Statement & Intervention
HRC33: Statement on the adoption of Tanzania’s UPR outcome

Human Rights Council: 33rd Session
Adoption of Tanzania’s UPR Outcome

East and Horn of Africa Human Rights Defenders Project
Delivered by Estella Kabachwezi


The East and Horn of Africa Human Rights Defenders Project welcomes Tanzania’s efforts towards addressing human rights violations, with a particular focus on those targeting women and people with albinism. However, we remain concerned about the growing number of violations against human rights defenders who challenge the violation of land rights, civil and political rights, health related rights, and LGBTI rights, who are regularly targeted by the state, through arbitrary detention, judicial and administrative harassment, reprisals, and office raids.

Mr. President, restrictive legislation is being used to encroach on the right of human rights defenders to peacefully conduct their work. The restrictive Newspaper Act of 1976, which allows the Minister to ban a newspaper at his own discretion, is continuously used to silence media houses that are critical of the Government. The provision on publishing ‘false information” in the Cyber Crimes Act has been misused to prosecute critical and independent voices, notably on social media.

Exercising press freedom has become steadily more challenging for independent media houses that are facing both censorship from the state and self-censorship due to the climate of intimidation. On August 29 Magic FM and Radio Five, after hosting political discussions, were accused of broadcasting “seditious” material that could incite the public and disturb the peace and ordered to cease broadcasting immediately.

Organisations working on issues of sexual orientation and gender identity have been targeted and threatened with de-registration. Recently, the Community Health Education Services and Advocacy (CHESA), an organisation working on sexual minorities’ health was accused of promoting same sex relations, and were inspected for compliance with the ban on the sale and import of lubricants. In July, Cloud Television was ordered by the Tanzania Communications Regulatory Authority to repeatedly apologise to viewers following an interview with a homosexual man.

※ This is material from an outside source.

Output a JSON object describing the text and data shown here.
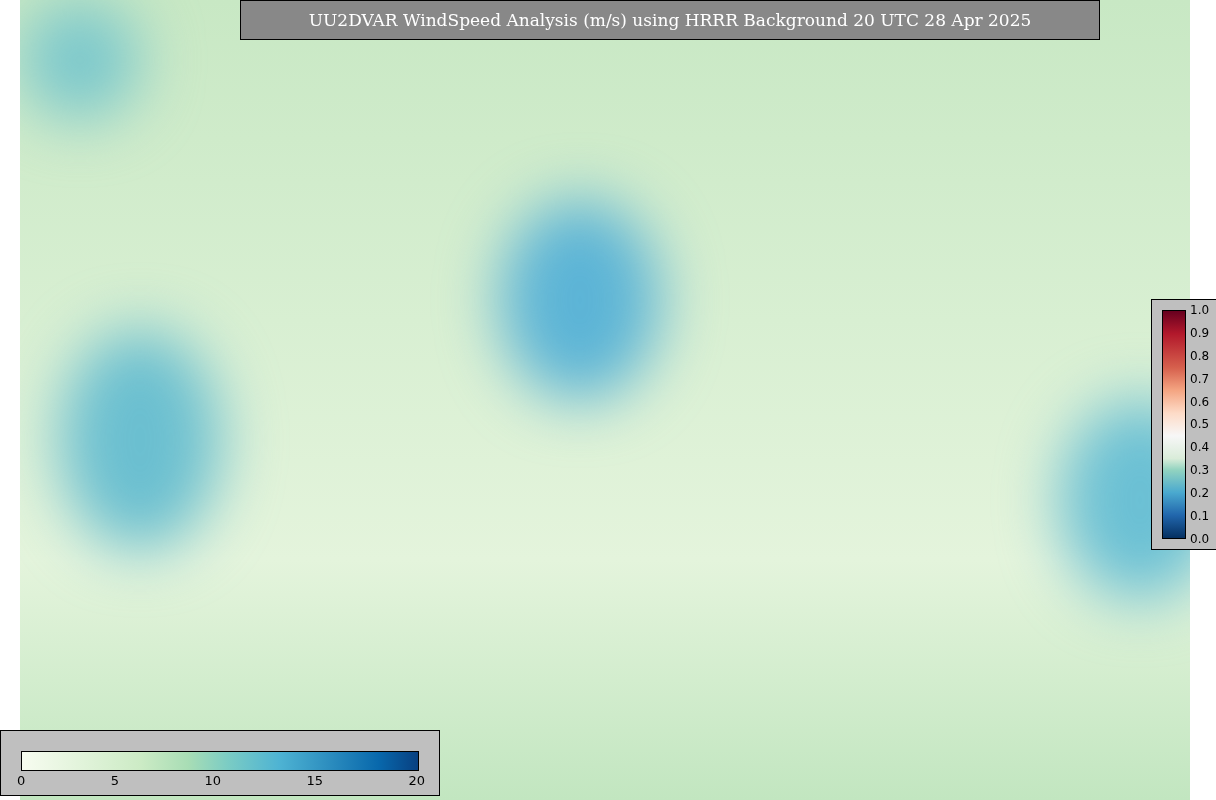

Mr President, we call on the Tanzanian government to implement their commitment to guaranteeing the freedom of expression and association by allowing human rights defenders, political opponents and journalists to express freely their views in line with international human rights law.

I thank you.